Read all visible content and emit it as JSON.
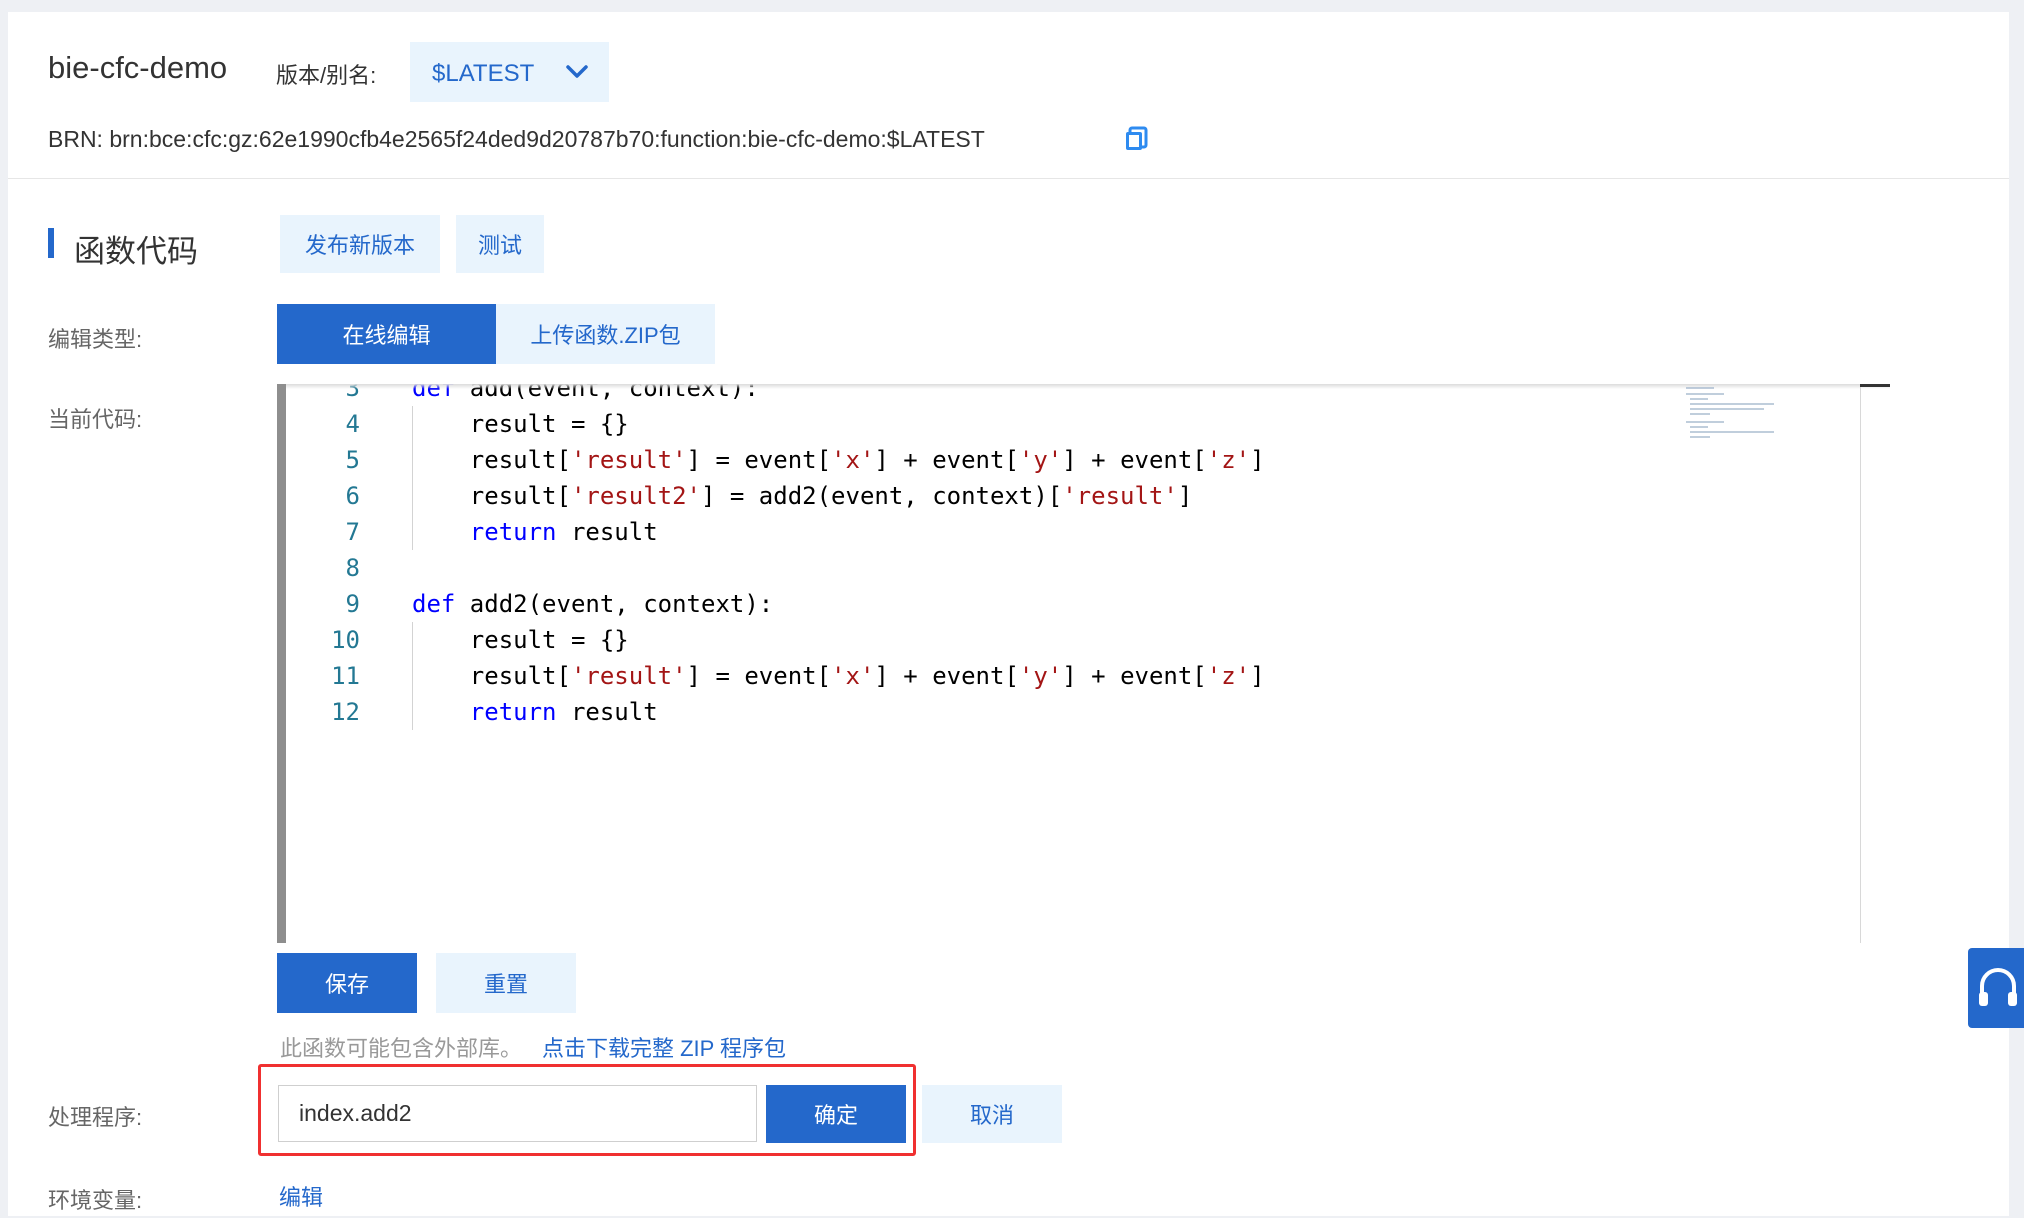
{
  "header": {
    "function_name": "bie-cfc-demo",
    "version_label": "版本/别名:",
    "version_value": "$LATEST",
    "brn_text": "BRN: brn:bce:cfc:gz:62e1990cfb4e2565f24ded9d20787b70:function:bie-cfc-demo:$LATEST"
  },
  "code_section": {
    "title": "函数代码",
    "publish_label": "发布新版本",
    "test_label": "测试",
    "edit_type_label": "编辑类型:",
    "edit_type_tabs": [
      "在线编辑",
      "上传函数.ZIP包"
    ],
    "current_code_label": "当前代码:",
    "code_lines": [
      {
        "n": "3",
        "text": "def add(event, context):"
      },
      {
        "n": "4",
        "text": "    result = {}"
      },
      {
        "n": "5",
        "text": "    result['result'] = event['x'] + event['y'] + event['z']"
      },
      {
        "n": "6",
        "text": "    result['result2'] = add2(event, context)['result']"
      },
      {
        "n": "7",
        "text": "    return result"
      },
      {
        "n": "8",
        "text": ""
      },
      {
        "n": "9",
        "text": "def add2(event, context):"
      },
      {
        "n": "10",
        "text": "    result = {}"
      },
      {
        "n": "11",
        "text": "    result['result'] = event['x'] + event['y'] + event['z']"
      },
      {
        "n": "12",
        "text": "    return result"
      }
    ],
    "save_label": "保存",
    "reset_label": "重置",
    "hint_text": "此函数可能包含外部库。",
    "hint_link": "点击下载完整 ZIP 程序包"
  },
  "handler": {
    "label": "处理程序:",
    "value": "index.add2",
    "confirm_label": "确定",
    "cancel_label": "取消"
  },
  "env": {
    "label": "环境变量:",
    "edit_label": "编辑"
  },
  "colors": {
    "primary": "#2468cb",
    "light_button_bg": "#e9f4fd",
    "highlight": "#f03030"
  },
  "icons": {
    "version_dropdown": "chevron-down-icon",
    "copy": "copy-icon",
    "support": "headset-icon"
  }
}
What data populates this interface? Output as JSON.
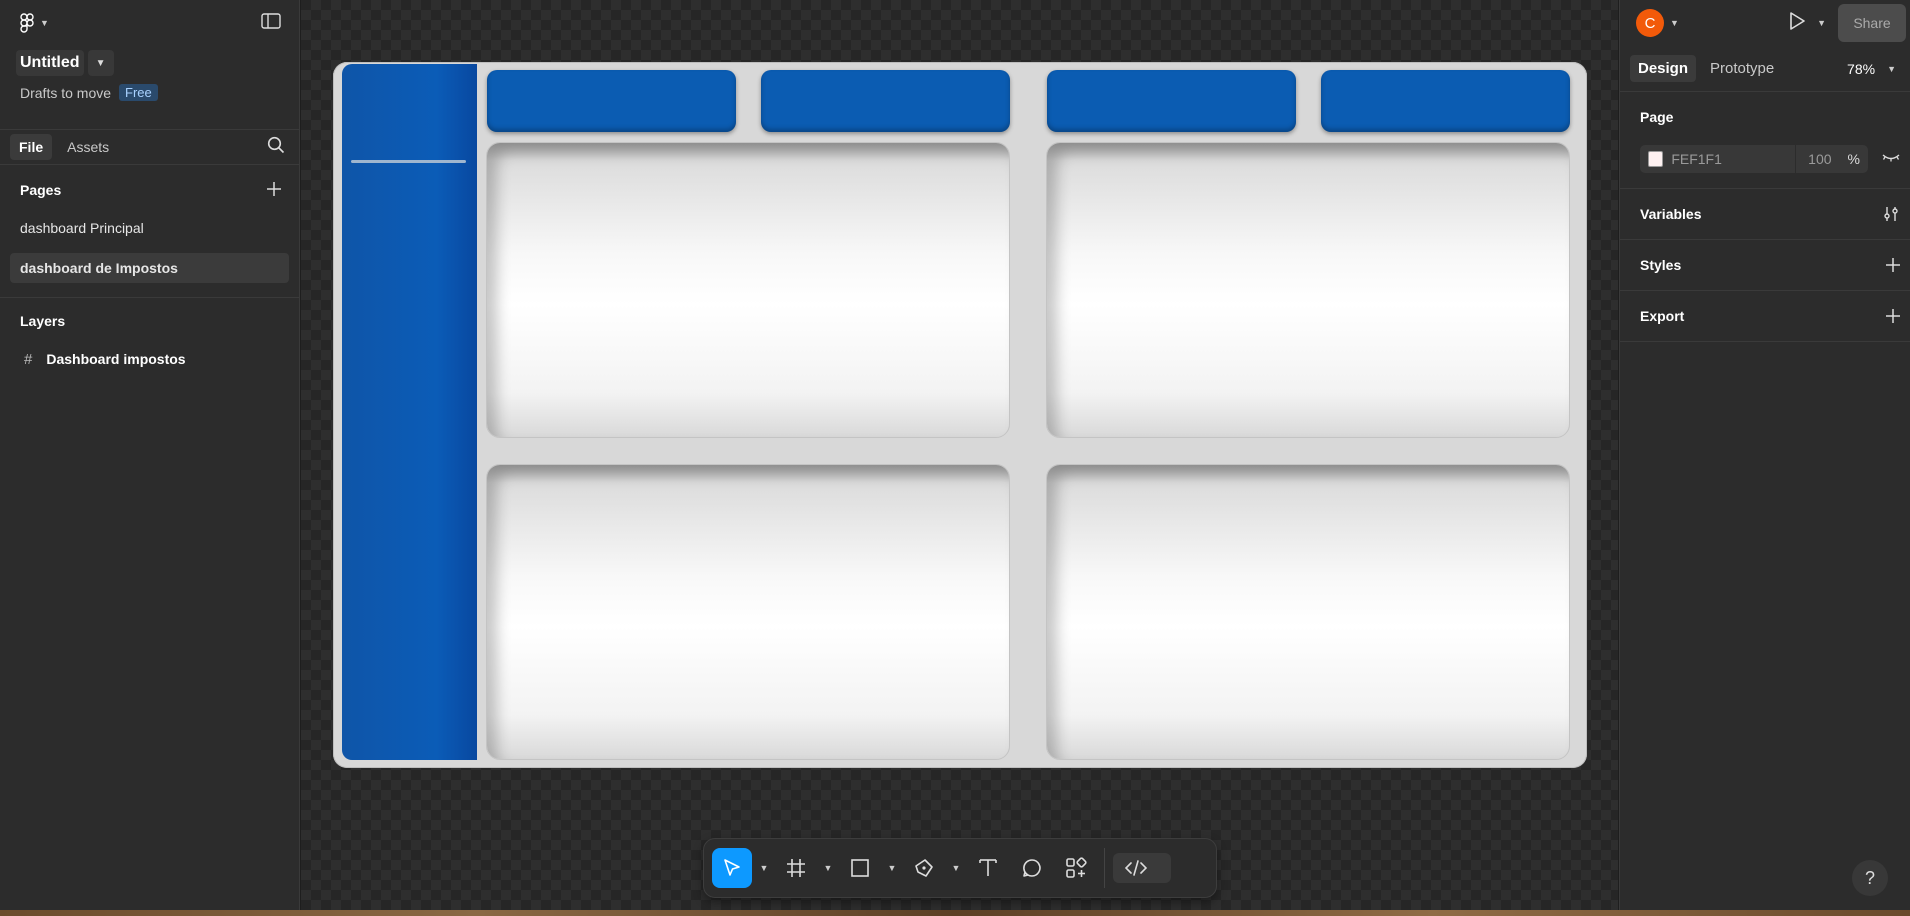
{
  "file": {
    "title": "Untitled",
    "drafts_label": "Drafts to move",
    "plan_badge": "Free"
  },
  "left_tabs": {
    "file": "File",
    "assets": "Assets"
  },
  "pages": {
    "heading": "Pages",
    "items": [
      "dashboard Principal",
      "dashboard de Impostos"
    ],
    "selected": "dashboard de Impostos"
  },
  "layers": {
    "heading": "Layers",
    "items": [
      "Dashboard impostos"
    ]
  },
  "canvas": {
    "frame_name": "",
    "kpi_cards": 4,
    "content_cards": 4,
    "colors": {
      "sidebar_blue": "#0b5cb7",
      "kpi_blue": "#0b5cb2",
      "frame_bg": "#d8d8d8"
    }
  },
  "toolbar": {
    "tools": [
      "move-icon",
      "frame-icon",
      "rectangle-icon",
      "pen-icon",
      "text-icon",
      "comment-icon",
      "actions-icon",
      "dev-mode-icon"
    ],
    "active_tool": "move"
  },
  "header_right": {
    "avatar_initial": "C",
    "share_label": "Share"
  },
  "design_tabs": {
    "design": "Design",
    "prototype": "Prototype",
    "zoom": "78%"
  },
  "page_panel": {
    "heading": "Page",
    "fill_hex": "FEF1F1",
    "opacity": "100",
    "opacity_unit": "%"
  },
  "sections": {
    "variables": "Variables",
    "styles": "Styles",
    "export": "Export"
  },
  "help_label": "?"
}
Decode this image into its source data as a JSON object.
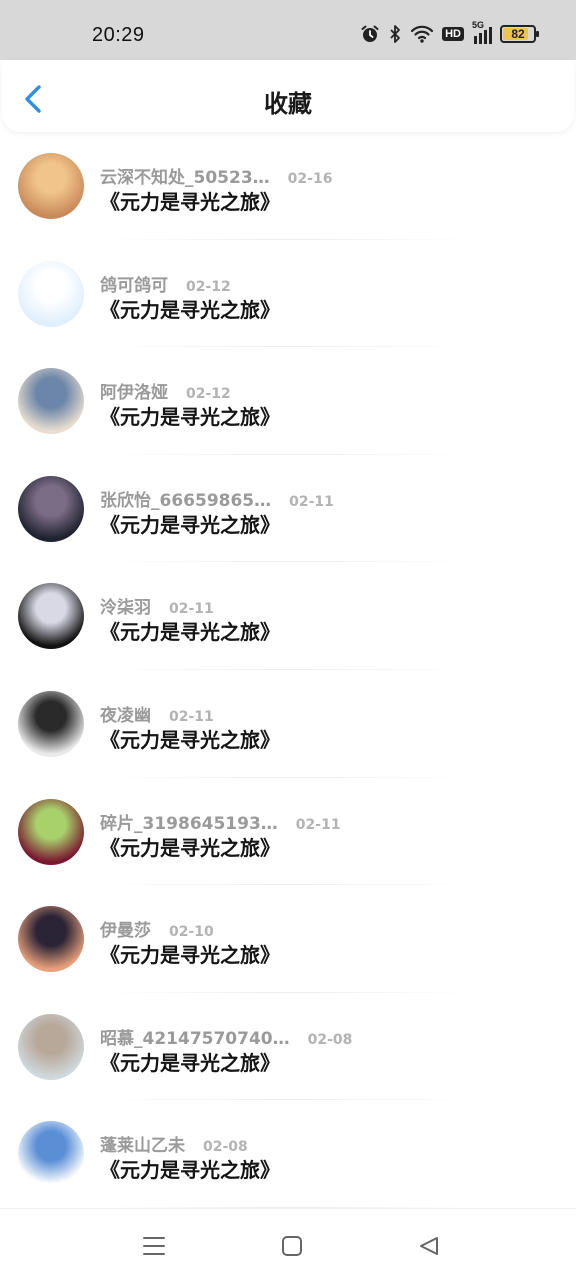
{
  "status_bar": {
    "time": "20:29",
    "battery": "82",
    "battery_level": 0.82,
    "hd_label": "HD",
    "network_label": "5G",
    "icons": [
      "alarm-icon",
      "bluetooth-icon",
      "wifi-icon",
      "hd-icon",
      "5g-signal-icon",
      "battery-icon"
    ]
  },
  "header": {
    "title": "收藏",
    "back_icon": "chevron-left-icon",
    "accent": "#2f8fe6"
  },
  "favorites": [
    {
      "user": "云深不知处_50523…",
      "date": "02-16",
      "book": "《元力是寻光之旅》",
      "avatar_colors": [
        "#c98a5a",
        "#f0c48a"
      ]
    },
    {
      "user": "鸽可鸽可",
      "date": "02-12",
      "book": "《元力是寻光之旅》",
      "avatar_colors": [
        "#dfeffc",
        "#ffffff"
      ]
    },
    {
      "user": "阿伊洛娅",
      "date": "02-12",
      "book": "《元力是寻光之旅》",
      "avatar_colors": [
        "#e8ddd0",
        "#6b86a8"
      ]
    },
    {
      "user": "张欣怡_66659865…",
      "date": "02-11",
      "book": "《元力是寻光之旅》",
      "avatar_colors": [
        "#1f2230",
        "#7c6d86"
      ]
    },
    {
      "user": "泠柒羽",
      "date": "02-11",
      "book": "《元力是寻光之旅》",
      "avatar_colors": [
        "#111111",
        "#d9d9e6"
      ]
    },
    {
      "user": "夜凌幽",
      "date": "02-11",
      "book": "《元力是寻光之旅》",
      "avatar_colors": [
        "#e9e9e9",
        "#2a2a2a"
      ]
    },
    {
      "user": "碎片_3198645193…",
      "date": "02-11",
      "book": "《元力是寻光之旅》",
      "avatar_colors": [
        "#7a1730",
        "#a9d16b"
      ]
    },
    {
      "user": "伊曼莎",
      "date": "02-10",
      "book": "《元力是寻光之旅》",
      "avatar_colors": [
        "#e6a07a",
        "#2b2336"
      ]
    },
    {
      "user": "昭慕_42147570740…",
      "date": "02-08",
      "book": "《元力是寻光之旅》",
      "avatar_colors": [
        "#cfd8dc",
        "#b8a89a"
      ]
    },
    {
      "user": "蓬莱山乙未",
      "date": "02-08",
      "book": "《元力是寻光之旅》",
      "avatar_colors": [
        "#ffffff",
        "#5a8fd6"
      ]
    }
  ],
  "nav_bar": {
    "buttons": [
      "menu-icon",
      "home-square-icon",
      "back-triangle-icon"
    ]
  }
}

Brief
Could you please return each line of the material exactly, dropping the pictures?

Written solution
Read all visible content and emit it as JSON.
{
  "header": {
    "function_name": "bie-cfc-demo",
    "version_label": "版本/别名:",
    "version_value": "$LATEST",
    "brn_text": "BRN: brn:bce:cfc:gz:62e1990cfb4e2565f24ded9d20787b70:function:bie-cfc-demo:$LATEST"
  },
  "code_section": {
    "title": "函数代码",
    "publish_label": "发布新版本",
    "test_label": "测试",
    "edit_type_label": "编辑类型:",
    "edit_type_tabs": [
      "在线编辑",
      "上传函数.ZIP包"
    ],
    "current_code_label": "当前代码:",
    "code_lines": [
      {
        "n": "3",
        "text": "def add(event, context):"
      },
      {
        "n": "4",
        "text": "    result = {}"
      },
      {
        "n": "5",
        "text": "    result['result'] = event['x'] + event['y'] + event['z']"
      },
      {
        "n": "6",
        "text": "    result['result2'] = add2(event, context)['result']"
      },
      {
        "n": "7",
        "text": "    return result"
      },
      {
        "n": "8",
        "text": ""
      },
      {
        "n": "9",
        "text": "def add2(event, context):"
      },
      {
        "n": "10",
        "text": "    result = {}"
      },
      {
        "n": "11",
        "text": "    result['result'] = event['x'] + event['y'] + event['z']"
      },
      {
        "n": "12",
        "text": "    return result"
      }
    ],
    "save_label": "保存",
    "reset_label": "重置",
    "hint_text": "此函数可能包含外部库。",
    "hint_link": "点击下载完整 ZIP 程序包"
  },
  "handler": {
    "label": "处理程序:",
    "value": "index.add2",
    "confirm_label": "确定",
    "cancel_label": "取消"
  },
  "env": {
    "label": "环境变量:",
    "edit_label": "编辑"
  },
  "colors": {
    "primary": "#2468cb",
    "light_button_bg": "#e9f4fd",
    "highlight": "#f03030"
  },
  "icons": {
    "version_dropdown": "chevron-down-icon",
    "copy": "copy-icon",
    "support": "headset-icon"
  }
}
What data populates this interface? Output as JSON.
{
  "file": {
    "title": "Untitled",
    "drafts_label": "Drafts to move",
    "plan_badge": "Free"
  },
  "left_tabs": {
    "file": "File",
    "assets": "Assets"
  },
  "pages": {
    "heading": "Pages",
    "items": [
      "dashboard Principal",
      "dashboard de Impostos"
    ],
    "selected": "dashboard de Impostos"
  },
  "layers": {
    "heading": "Layers",
    "items": [
      "Dashboard impostos"
    ]
  },
  "canvas": {
    "frame_name": "",
    "kpi_cards": 4,
    "content_cards": 4,
    "colors": {
      "sidebar_blue": "#0b5cb7",
      "kpi_blue": "#0b5cb2",
      "frame_bg": "#d8d8d8"
    }
  },
  "toolbar": {
    "tools": [
      "move-icon",
      "frame-icon",
      "rectangle-icon",
      "pen-icon",
      "text-icon",
      "comment-icon",
      "actions-icon",
      "dev-mode-icon"
    ],
    "active_tool": "move"
  },
  "header_right": {
    "avatar_initial": "C",
    "share_label": "Share"
  },
  "design_tabs": {
    "design": "Design",
    "prototype": "Prototype",
    "zoom": "78%"
  },
  "page_panel": {
    "heading": "Page",
    "fill_hex": "FEF1F1",
    "opacity": "100",
    "opacity_unit": "%"
  },
  "sections": {
    "variables": "Variables",
    "styles": "Styles",
    "export": "Export"
  },
  "help_label": "?"
}
Decode this image into its source data as a JSON object.
{
  "status_bar": {
    "time": "20:29",
    "battery": "82",
    "battery_level": 0.82,
    "hd_label": "HD",
    "network_label": "5G",
    "icons": [
      "alarm-icon",
      "bluetooth-icon",
      "wifi-icon",
      "hd-icon",
      "5g-signal-icon",
      "battery-icon"
    ]
  },
  "header": {
    "title": "收藏",
    "back_icon": "chevron-left-icon",
    "accent": "#2f8fe6"
  },
  "favorites": [
    {
      "user": "云深不知处_50523…",
      "date": "02-16",
      "book": "《元力是寻光之旅》",
      "avatar_colors": [
        "#c98a5a",
        "#f0c48a"
      ]
    },
    {
      "user": "鸽可鸽可",
      "date": "02-12",
      "book": "《元力是寻光之旅》",
      "avatar_colors": [
        "#dfeffc",
        "#ffffff"
      ]
    },
    {
      "user": "阿伊洛娅",
      "date": "02-12",
      "book": "《元力是寻光之旅》",
      "avatar_colors": [
        "#e8ddd0",
        "#6b86a8"
      ]
    },
    {
      "user": "张欣怡_66659865…",
      "date": "02-11",
      "book": "《元力是寻光之旅》",
      "avatar_colors": [
        "#1f2230",
        "#7c6d86"
      ]
    },
    {
      "user": "泠柒羽",
      "date": "02-11",
      "book": "《元力是寻光之旅》",
      "avatar_colors": [
        "#111111",
        "#d9d9e6"
      ]
    },
    {
      "user": "夜凌幽",
      "date": "02-11",
      "book": "《元力是寻光之旅》",
      "avatar_colors": [
        "#e9e9e9",
        "#2a2a2a"
      ]
    },
    {
      "user": "碎片_3198645193…",
      "date": "02-11",
      "book": "《元力是寻光之旅》",
      "avatar_colors": [
        "#7a1730",
        "#a9d16b"
      ]
    },
    {
      "user": "伊曼莎",
      "date": "02-10",
      "book": "《元力是寻光之旅》",
      "avatar_colors": [
        "#e6a07a",
        "#2b2336"
      ]
    },
    {
      "user": "昭慕_42147570740…",
      "date": "02-08",
      "book": "《元力是寻光之旅》",
      "avatar_colors": [
        "#cfd8dc",
        "#b8a89a"
      ]
    },
    {
      "user": "蓬莱山乙未",
      "date": "02-08",
      "book": "《元力是寻光之旅》",
      "avatar_colors": [
        "#ffffff",
        "#5a8fd6"
      ]
    }
  ],
  "nav_bar": {
    "buttons": [
      "menu-icon",
      "home-square-icon",
      "back-triangle-icon"
    ]
  }
}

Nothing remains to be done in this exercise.